Learning to talk is a good first step, but it is just as important to know how to respond.
“Mam, I do not want to feel anymore. I cannot do this anymore” I knew this language; it had all the signs of suicide ideation.
My daughter was talking to me, reaching out to me, confiding in me. My response? “Don’t be ridiculous, you’re grand. You are grand, do you hear me? Grand!”
I think I thought that if I said ‘grand’ enough times, we would both believe it. But my daughter wasn’t grand. She was in trouble. She had reached out and I had panicked.
Luckily for the both of us, I calmed down, apologised and made the call to Pieta House. In retrospect, I count myself as incredibly lucky that my teenage daughter raised the alarm.
Many parents don’t and by then, it is too late and their loved one is gone. We must urge those around us to talk, but we also need to learn how to listen.
We need to be able to recognise the warning signs in our family and friends, but we also need to recognise them in ourselves.
I would long have considered myself someone who knows how to reach out, but I have also been guilty of suffering in silence.
When I was 26, just before being hospitalised for exhaustion, I would lie on the floor of my bedroom and have a panic attack as quietly as possible so I wouldn’t wake my children.
I lay there wishing someone would walk in as I gasped for breath and force me to admit that I wasn’t okay. My breaking point came when I was driving home from work one day on the Naas Road.
I was hit by the worst panic attack I’ve ever had and was forced to pull over as my tears obstructed my view of the road.
My biggest fear around admitting that I was struggling was that someone would think it would impact on my job or my ability as a mother. I saw myself as someone who helped others and that made it harder to admit that I needed help myself.
I knew in that moment something had to change. I had to ask for help and thankfully, I did. My sincere hope is that we can eventually develop an attitude towards mental health where a person’s pain is a brief moment in time that they can look back on, rather than the end of their life.
I hope that Tallaght Talks can be the first step towards changing the tide to how we think and talk about mental health. We want to bring our mental health services to the heart of our communities and ensure they are visible and accessible.
Darren Dillon and I both felt that Tallaght was not part of the national conversation taking place about mental health. We aim for this event to be a step towards our community working together in a more open and collaborative way.
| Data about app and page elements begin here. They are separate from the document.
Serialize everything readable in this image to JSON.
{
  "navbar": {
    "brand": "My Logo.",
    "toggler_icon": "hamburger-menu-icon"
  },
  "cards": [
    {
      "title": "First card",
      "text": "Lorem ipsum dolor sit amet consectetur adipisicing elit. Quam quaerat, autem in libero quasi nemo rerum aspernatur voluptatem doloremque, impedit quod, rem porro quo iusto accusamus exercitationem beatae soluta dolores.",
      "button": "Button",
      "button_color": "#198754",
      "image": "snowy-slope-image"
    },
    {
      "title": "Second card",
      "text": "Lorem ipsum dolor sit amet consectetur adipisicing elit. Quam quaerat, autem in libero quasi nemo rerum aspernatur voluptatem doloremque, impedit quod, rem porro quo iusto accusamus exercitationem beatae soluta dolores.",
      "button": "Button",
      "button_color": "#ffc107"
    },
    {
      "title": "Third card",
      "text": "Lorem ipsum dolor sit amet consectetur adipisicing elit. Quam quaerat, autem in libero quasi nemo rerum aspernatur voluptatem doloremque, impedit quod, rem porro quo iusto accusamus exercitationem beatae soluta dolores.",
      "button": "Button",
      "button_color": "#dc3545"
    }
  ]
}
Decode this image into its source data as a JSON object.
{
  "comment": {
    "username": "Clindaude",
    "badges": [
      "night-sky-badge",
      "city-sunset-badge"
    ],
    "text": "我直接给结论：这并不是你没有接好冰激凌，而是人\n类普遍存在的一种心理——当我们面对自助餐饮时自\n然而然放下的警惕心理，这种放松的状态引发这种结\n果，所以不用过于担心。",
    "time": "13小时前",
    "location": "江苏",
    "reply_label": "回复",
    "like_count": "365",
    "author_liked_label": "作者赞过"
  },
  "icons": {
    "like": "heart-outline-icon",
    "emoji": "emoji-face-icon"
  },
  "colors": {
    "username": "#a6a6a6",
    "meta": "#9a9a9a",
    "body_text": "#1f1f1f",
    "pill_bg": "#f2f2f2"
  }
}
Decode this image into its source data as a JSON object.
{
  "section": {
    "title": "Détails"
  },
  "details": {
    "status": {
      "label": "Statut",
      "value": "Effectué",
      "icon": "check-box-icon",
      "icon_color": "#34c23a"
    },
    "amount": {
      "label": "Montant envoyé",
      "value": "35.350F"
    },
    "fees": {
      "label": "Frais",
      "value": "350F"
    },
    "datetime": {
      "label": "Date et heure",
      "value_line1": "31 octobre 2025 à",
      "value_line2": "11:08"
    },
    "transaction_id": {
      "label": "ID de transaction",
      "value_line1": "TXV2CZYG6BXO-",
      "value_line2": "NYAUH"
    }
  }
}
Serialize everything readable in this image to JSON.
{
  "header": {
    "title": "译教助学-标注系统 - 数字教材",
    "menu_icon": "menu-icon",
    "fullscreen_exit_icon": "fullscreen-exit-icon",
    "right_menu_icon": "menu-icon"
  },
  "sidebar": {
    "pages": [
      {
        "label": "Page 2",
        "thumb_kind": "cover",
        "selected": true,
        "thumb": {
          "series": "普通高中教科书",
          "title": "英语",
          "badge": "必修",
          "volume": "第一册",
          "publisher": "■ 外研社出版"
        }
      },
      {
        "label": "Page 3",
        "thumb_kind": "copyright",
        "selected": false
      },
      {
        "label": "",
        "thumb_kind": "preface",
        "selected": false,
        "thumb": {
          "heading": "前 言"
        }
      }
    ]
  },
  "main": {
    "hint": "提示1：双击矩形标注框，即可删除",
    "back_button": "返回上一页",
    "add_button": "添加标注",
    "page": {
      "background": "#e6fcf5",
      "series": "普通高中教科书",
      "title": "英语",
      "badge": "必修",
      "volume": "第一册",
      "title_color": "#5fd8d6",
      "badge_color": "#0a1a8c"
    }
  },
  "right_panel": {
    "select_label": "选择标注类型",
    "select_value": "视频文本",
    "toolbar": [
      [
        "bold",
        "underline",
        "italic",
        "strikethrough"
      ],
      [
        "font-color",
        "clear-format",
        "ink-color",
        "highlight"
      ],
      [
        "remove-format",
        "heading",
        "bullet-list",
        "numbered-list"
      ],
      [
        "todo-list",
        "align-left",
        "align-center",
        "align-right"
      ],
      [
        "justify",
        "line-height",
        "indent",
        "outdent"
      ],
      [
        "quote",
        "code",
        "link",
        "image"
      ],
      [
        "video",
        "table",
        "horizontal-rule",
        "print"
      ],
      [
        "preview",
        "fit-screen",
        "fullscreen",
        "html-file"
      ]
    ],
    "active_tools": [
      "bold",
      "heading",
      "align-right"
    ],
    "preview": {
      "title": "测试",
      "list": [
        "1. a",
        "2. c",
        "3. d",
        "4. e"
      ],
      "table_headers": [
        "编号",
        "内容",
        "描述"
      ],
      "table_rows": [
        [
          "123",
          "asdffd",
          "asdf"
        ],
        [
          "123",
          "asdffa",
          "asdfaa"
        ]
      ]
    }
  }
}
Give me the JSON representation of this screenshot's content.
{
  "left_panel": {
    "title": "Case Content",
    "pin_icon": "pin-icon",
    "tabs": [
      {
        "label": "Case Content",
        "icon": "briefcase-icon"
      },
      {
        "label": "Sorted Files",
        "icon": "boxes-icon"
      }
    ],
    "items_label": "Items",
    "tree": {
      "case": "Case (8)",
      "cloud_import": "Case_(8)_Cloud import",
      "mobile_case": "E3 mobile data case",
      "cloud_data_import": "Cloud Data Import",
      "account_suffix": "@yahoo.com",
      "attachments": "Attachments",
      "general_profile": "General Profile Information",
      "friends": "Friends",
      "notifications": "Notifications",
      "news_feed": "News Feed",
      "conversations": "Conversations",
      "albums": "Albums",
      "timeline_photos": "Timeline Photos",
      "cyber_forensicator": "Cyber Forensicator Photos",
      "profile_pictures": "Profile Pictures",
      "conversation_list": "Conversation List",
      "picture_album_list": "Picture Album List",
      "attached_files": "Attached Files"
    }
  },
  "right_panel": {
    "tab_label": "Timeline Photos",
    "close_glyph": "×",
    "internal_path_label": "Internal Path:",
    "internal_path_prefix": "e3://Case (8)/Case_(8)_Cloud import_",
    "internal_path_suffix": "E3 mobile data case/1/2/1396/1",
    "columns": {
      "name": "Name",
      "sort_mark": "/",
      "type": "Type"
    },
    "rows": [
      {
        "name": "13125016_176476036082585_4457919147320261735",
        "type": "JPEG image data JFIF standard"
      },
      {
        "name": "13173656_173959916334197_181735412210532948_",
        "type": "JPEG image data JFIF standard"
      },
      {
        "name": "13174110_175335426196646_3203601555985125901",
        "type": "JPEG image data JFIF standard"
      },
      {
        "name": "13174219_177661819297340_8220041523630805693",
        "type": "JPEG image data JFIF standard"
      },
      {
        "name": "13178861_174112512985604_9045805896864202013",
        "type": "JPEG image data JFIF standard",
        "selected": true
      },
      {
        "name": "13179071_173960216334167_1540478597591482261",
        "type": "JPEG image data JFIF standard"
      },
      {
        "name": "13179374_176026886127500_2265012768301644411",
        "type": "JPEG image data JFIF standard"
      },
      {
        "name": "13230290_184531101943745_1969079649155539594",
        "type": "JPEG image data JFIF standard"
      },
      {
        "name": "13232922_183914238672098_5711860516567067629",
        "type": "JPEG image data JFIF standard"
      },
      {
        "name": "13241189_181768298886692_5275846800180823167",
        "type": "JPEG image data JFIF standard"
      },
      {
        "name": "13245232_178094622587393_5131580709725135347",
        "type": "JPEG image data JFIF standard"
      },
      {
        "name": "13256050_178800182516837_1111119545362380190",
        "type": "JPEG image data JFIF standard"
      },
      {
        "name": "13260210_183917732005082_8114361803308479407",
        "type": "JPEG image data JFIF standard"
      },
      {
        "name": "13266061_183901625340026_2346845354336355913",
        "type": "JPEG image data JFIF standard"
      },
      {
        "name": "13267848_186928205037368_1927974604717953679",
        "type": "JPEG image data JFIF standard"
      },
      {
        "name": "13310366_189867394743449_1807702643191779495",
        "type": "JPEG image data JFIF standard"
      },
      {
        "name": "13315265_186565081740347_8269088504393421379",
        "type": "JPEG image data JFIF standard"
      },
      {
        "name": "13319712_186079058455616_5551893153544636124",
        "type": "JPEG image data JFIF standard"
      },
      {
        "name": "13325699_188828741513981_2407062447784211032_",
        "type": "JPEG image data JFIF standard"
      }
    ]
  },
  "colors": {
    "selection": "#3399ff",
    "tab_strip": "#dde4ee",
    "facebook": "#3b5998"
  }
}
We want to talk but we also want to know how to listen. We want to know where to go and who to talk to. Most importantly, we want to be heard.
We need to know which door to knock on and we need to know that the door will be opened.
Tallaght Talks is now sold out but will be livestreamed through The Echo’s Facebook page this Saturday, December 3.